§ **Exercise materials**:
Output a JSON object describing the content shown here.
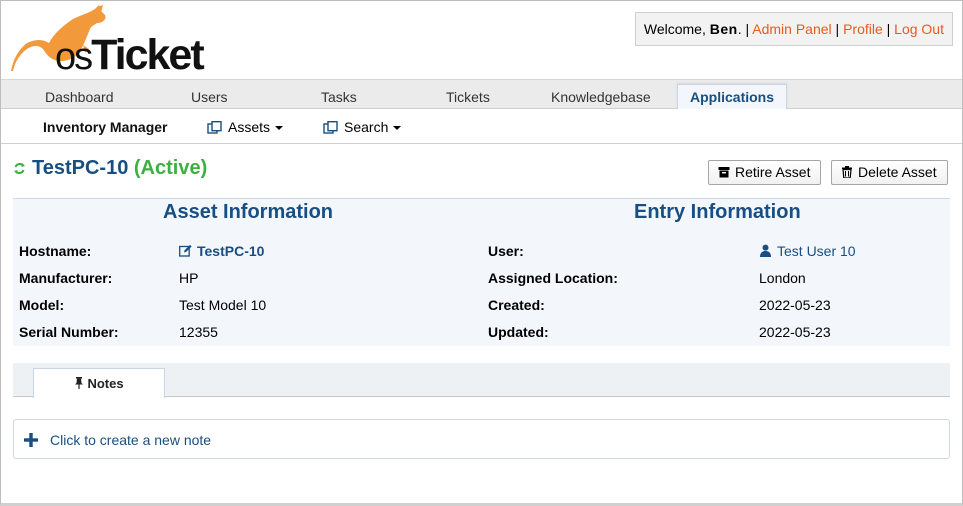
{
  "header": {
    "logo_text_os": "os",
    "logo_text_ticket": "Ticket",
    "welcome_prefix": "Welcome, ",
    "user_name": "Ben",
    "welcome_suffix": ".",
    "separator": "|",
    "links": {
      "admin_panel": "Admin Panel",
      "profile": "Profile",
      "logout": "Log Out"
    },
    "link_color": "#e45b20"
  },
  "nav": {
    "tabs": [
      {
        "label": "Dashboard"
      },
      {
        "label": "Users"
      },
      {
        "label": "Tasks"
      },
      {
        "label": "Tickets"
      },
      {
        "label": "Knowledgebase"
      },
      {
        "label": "Applications",
        "active": true
      }
    ]
  },
  "subnav": {
    "title": "Inventory Manager",
    "assets_label": "Assets",
    "search_label": "Search"
  },
  "asset": {
    "name": "TestPC-10",
    "status": "(Active)",
    "status_color": "#3cb043",
    "retire_label": "Retire Asset",
    "delete_label": "Delete Asset"
  },
  "asset_info": {
    "heading": "Asset Information",
    "hostname_label": "Hostname:",
    "hostname_value": "TestPC-10",
    "manufacturer_label": "Manufacturer:",
    "manufacturer_value": "HP",
    "model_label": "Model:",
    "model_value": "Test Model 10",
    "serial_label": "Serial Number:",
    "serial_value": "12355"
  },
  "entry_info": {
    "heading": "Entry Information",
    "user_label": "User:",
    "user_value": "Test User 10",
    "location_label": "Assigned Location:",
    "location_value": "London",
    "created_label": "Created:",
    "created_value": "2022-05-23",
    "updated_label": "Updated:",
    "updated_value": "2022-05-23"
  },
  "tabs": {
    "notes_label": "Notes"
  },
  "notes": {
    "create_label": "Click to create a new note"
  },
  "colors": {
    "primary_blue": "#184e81",
    "logo_orange": "#f29a3b"
  }
}
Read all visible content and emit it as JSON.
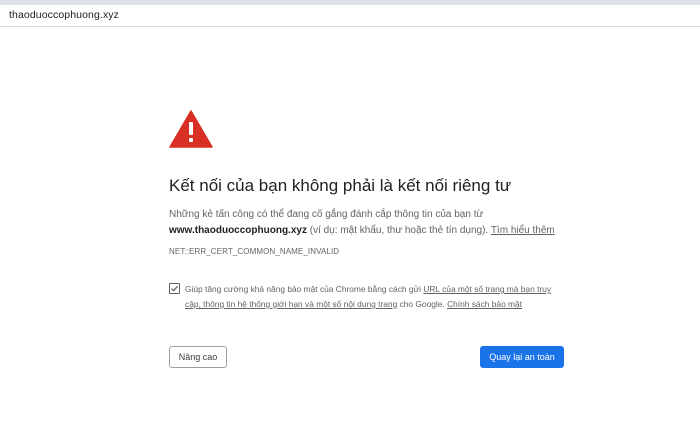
{
  "browser": {
    "url": "thaoduoccophuong.xyz"
  },
  "interstitial": {
    "heading": "Kết nối của bạn không phải là kết nối riêng tư",
    "message_part1": "Những kẻ tấn công có thể đang cố gắng đánh cắp thông tin của bạn từ",
    "domain": "www.thaoduoccophuong.xyz",
    "message_part2": "(ví dụ: mật khẩu, thư hoặc thẻ tín dụng).",
    "learn_more": "Tìm hiểu thêm",
    "error_code": "NET::ERR_CERT_COMMON_NAME_INVALID",
    "opt_in": {
      "checked": true,
      "text_before": "Giúp tăng cường khả năng bảo mật của Chrome bằng cách gửi",
      "link1": "URL của một số trang mà bạn truy cập, thông tin hệ thống giới hạn và một số nội dung trang",
      "text_middle": "cho Google.",
      "link2": "Chính sách bảo mật"
    },
    "advanced_label": "Nâng cao",
    "back_to_safety_label": "Quay lại an toàn"
  },
  "colors": {
    "warning": "#d93025",
    "primary_button": "#1a73e8",
    "text_secondary": "#5f6368"
  },
  "icons": {
    "warning": "warning-triangle-icon",
    "checkbox": "checkmark-icon"
  }
}
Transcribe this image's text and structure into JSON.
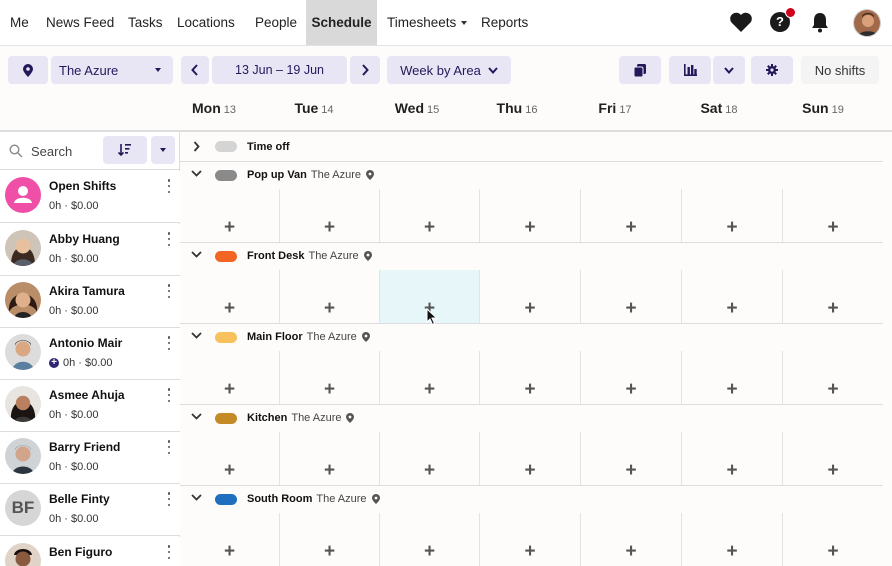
{
  "nav": {
    "items": [
      "Me",
      "News Feed",
      "Tasks",
      "Locations",
      "People",
      "Schedule",
      "Timesheets",
      "Reports"
    ],
    "active": "Schedule",
    "dropdown_item": "Timesheets"
  },
  "toolbar": {
    "location": "The Azure",
    "date_range": "13 Jun – 19 Jun",
    "view": "Week by Area",
    "no_shifts": "No shifts"
  },
  "days": [
    {
      "name": "Mon",
      "num": "13"
    },
    {
      "name": "Tue",
      "num": "14"
    },
    {
      "name": "Wed",
      "num": "15"
    },
    {
      "name": "Thu",
      "num": "16"
    },
    {
      "name": "Fri",
      "num": "17"
    },
    {
      "name": "Sat",
      "num": "18"
    },
    {
      "name": "Sun",
      "num": "19"
    }
  ],
  "sidebar": {
    "search_placeholder": "Search",
    "people": [
      {
        "name": "Open Shifts",
        "meta": "0h · $0.00",
        "avatar": "open"
      },
      {
        "name": "Abby Huang",
        "meta": "0h · $0.00",
        "avatar": "photo"
      },
      {
        "name": "Akira Tamura",
        "meta": "0h · $0.00",
        "avatar": "photo"
      },
      {
        "name": "Antonio Mair",
        "meta": "0h · $0.00",
        "avatar": "photo",
        "has_plus": true
      },
      {
        "name": "Asmee Ahuja",
        "meta": "0h · $0.00",
        "avatar": "photo"
      },
      {
        "name": "Barry Friend",
        "meta": "0h · $0.00",
        "avatar": "photo"
      },
      {
        "name": "Belle Finty",
        "meta": "0h · $0.00",
        "avatar": "initials",
        "initials": "BF"
      },
      {
        "name": "Ben Figuro",
        "meta": "",
        "avatar": "photo"
      }
    ]
  },
  "schedule": {
    "time_off_label": "Time off",
    "time_off_color": "#d4d4d4",
    "areas": [
      {
        "name": "Pop up Van",
        "location": "The Azure",
        "color": "#8a8a8a"
      },
      {
        "name": "Front Desk",
        "location": "The Azure",
        "color": "#f26522"
      },
      {
        "name": "Main Floor",
        "location": "The Azure",
        "color": "#f7c15b"
      },
      {
        "name": "Kitchen",
        "location": "The Azure",
        "color": "#c38a25"
      },
      {
        "name": "South Room",
        "location": "The Azure",
        "color": "#1f6fbf"
      }
    ],
    "add_symbol": "+"
  },
  "colors": {
    "accent_bg": "#e8e6f5",
    "accent_text": "#22195a",
    "open_shifts": "#ef4fa6",
    "highlight_cell": "#e7f7f9"
  }
}
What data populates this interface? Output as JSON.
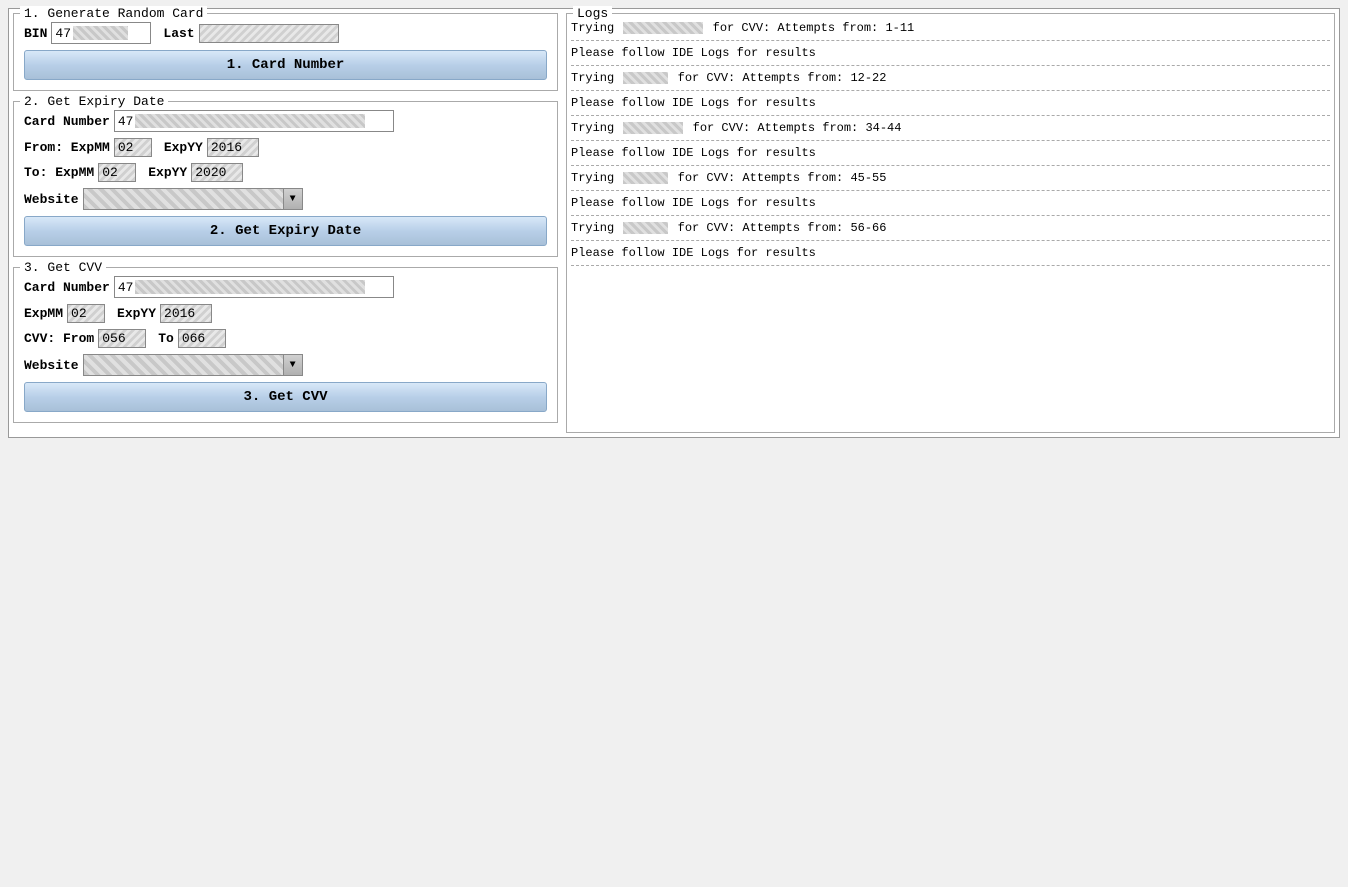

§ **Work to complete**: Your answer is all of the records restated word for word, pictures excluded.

§ **Answer to the exercise**:
Output a JSON object describing the content shown here.
{
  "header": {
    "logo_text_os": "os",
    "logo_text_ticket": "Ticket",
    "welcome_prefix": "Welcome, ",
    "user_name": "Ben",
    "welcome_suffix": ".",
    "separator": "|",
    "links": {
      "admin_panel": "Admin Panel",
      "profile": "Profile",
      "logout": "Log Out"
    },
    "link_color": "#e45b20"
  },
  "nav": {
    "tabs": [
      {
        "label": "Dashboard"
      },
      {
        "label": "Users"
      },
      {
        "label": "Tasks"
      },
      {
        "label": "Tickets"
      },
      {
        "label": "Knowledgebase"
      },
      {
        "label": "Applications",
        "active": true
      }
    ]
  },
  "subnav": {
    "title": "Inventory Manager",
    "assets_label": "Assets",
    "search_label": "Search"
  },
  "asset": {
    "name": "TestPC-10",
    "status": "(Active)",
    "status_color": "#3cb043",
    "retire_label": "Retire Asset",
    "delete_label": "Delete Asset"
  },
  "asset_info": {
    "heading": "Asset Information",
    "hostname_label": "Hostname:",
    "hostname_value": "TestPC-10",
    "manufacturer_label": "Manufacturer:",
    "manufacturer_value": "HP",
    "model_label": "Model:",
    "model_value": "Test Model 10",
    "serial_label": "Serial Number:",
    "serial_value": "12355"
  },
  "entry_info": {
    "heading": "Entry Information",
    "user_label": "User:",
    "user_value": "Test User 10",
    "location_label": "Assigned Location:",
    "location_value": "London",
    "created_label": "Created:",
    "created_value": "2022-05-23",
    "updated_label": "Updated:",
    "updated_value": "2022-05-23"
  },
  "tabs": {
    "notes_label": "Notes"
  },
  "notes": {
    "create_label": "Click to create a new note"
  },
  "colors": {
    "primary_blue": "#184e81",
    "logo_orange": "#f29a3b"
  }
}
Read all visible content and emit it as JSON.
{
  "browser": {
    "url": "thaoduoccophuong.xyz"
  },
  "interstitial": {
    "heading": "Kết nối của bạn không phải là kết nối riêng tư",
    "message_part1": "Những kẻ tấn công có thể đang cố gắng đánh cắp thông tin của bạn từ",
    "domain": "www.thaoduoccophuong.xyz",
    "message_part2": "(ví dụ: mật khẩu, thư hoặc thẻ tín dụng).",
    "learn_more": "Tìm hiểu thêm",
    "error_code": "NET::ERR_CERT_COMMON_NAME_INVALID",
    "opt_in": {
      "checked": true,
      "text_before": "Giúp tăng cường khả năng bảo mật của Chrome bằng cách gửi",
      "link1": "URL của một số trang mà bạn truy cập, thông tin hệ thống giới hạn và một số nội dung trang",
      "text_middle": "cho Google.",
      "link2": "Chính sách bảo mật"
    },
    "advanced_label": "Nâng cao",
    "back_to_safety_label": "Quay lại an toàn"
  },
  "colors": {
    "warning": "#d93025",
    "primary_button": "#1a73e8",
    "text_secondary": "#5f6368"
  },
  "icons": {
    "warning": "warning-triangle-icon",
    "checkbox": "checkmark-icon"
  }
}
Transcribe this image's text and structure into JSON.
{
  "nav": {
    "items": [
      "Me",
      "News Feed",
      "Tasks",
      "Locations",
      "People",
      "Schedule",
      "Timesheets",
      "Reports"
    ],
    "active": "Schedule",
    "dropdown_item": "Timesheets"
  },
  "toolbar": {
    "location": "The Azure",
    "date_range": "13 Jun – 19 Jun",
    "view": "Week by Area",
    "no_shifts": "No shifts"
  },
  "days": [
    {
      "name": "Mon",
      "num": "13"
    },
    {
      "name": "Tue",
      "num": "14"
    },
    {
      "name": "Wed",
      "num": "15"
    },
    {
      "name": "Thu",
      "num": "16"
    },
    {
      "name": "Fri",
      "num": "17"
    },
    {
      "name": "Sat",
      "num": "18"
    },
    {
      "name": "Sun",
      "num": "19"
    }
  ],
  "sidebar": {
    "search_placeholder": "Search",
    "people": [
      {
        "name": "Open Shifts",
        "meta": "0h · $0.00",
        "avatar": "open"
      },
      {
        "name": "Abby Huang",
        "meta": "0h · $0.00",
        "avatar": "photo"
      },
      {
        "name": "Akira Tamura",
        "meta": "0h · $0.00",
        "avatar": "photo"
      },
      {
        "name": "Antonio Mair",
        "meta": "0h · $0.00",
        "avatar": "photo",
        "has_plus": true
      },
      {
        "name": "Asmee Ahuja",
        "meta": "0h · $0.00",
        "avatar": "photo"
      },
      {
        "name": "Barry Friend",
        "meta": "0h · $0.00",
        "avatar": "photo"
      },
      {
        "name": "Belle Finty",
        "meta": "0h · $0.00",
        "avatar": "initials",
        "initials": "BF"
      },
      {
        "name": "Ben Figuro",
        "meta": "",
        "avatar": "photo"
      }
    ]
  },
  "schedule": {
    "time_off_label": "Time off",
    "time_off_color": "#d4d4d4",
    "areas": [
      {
        "name": "Pop up Van",
        "location": "The Azure",
        "color": "#8a8a8a"
      },
      {
        "name": "Front Desk",
        "location": "The Azure",
        "color": "#f26522"
      },
      {
        "name": "Main Floor",
        "location": "The Azure",
        "color": "#f7c15b"
      },
      {
        "name": "Kitchen",
        "location": "The Azure",
        "color": "#c38a25"
      },
      {
        "name": "South Room",
        "location": "The Azure",
        "color": "#1f6fbf"
      }
    ],
    "add_symbol": "+"
  },
  "colors": {
    "accent_bg": "#e8e6f5",
    "accent_text": "#22195a",
    "open_shifts": "#ef4fa6",
    "highlight_cell": "#e7f7f9"
  }
}
What data populates this interface? Output as JSON.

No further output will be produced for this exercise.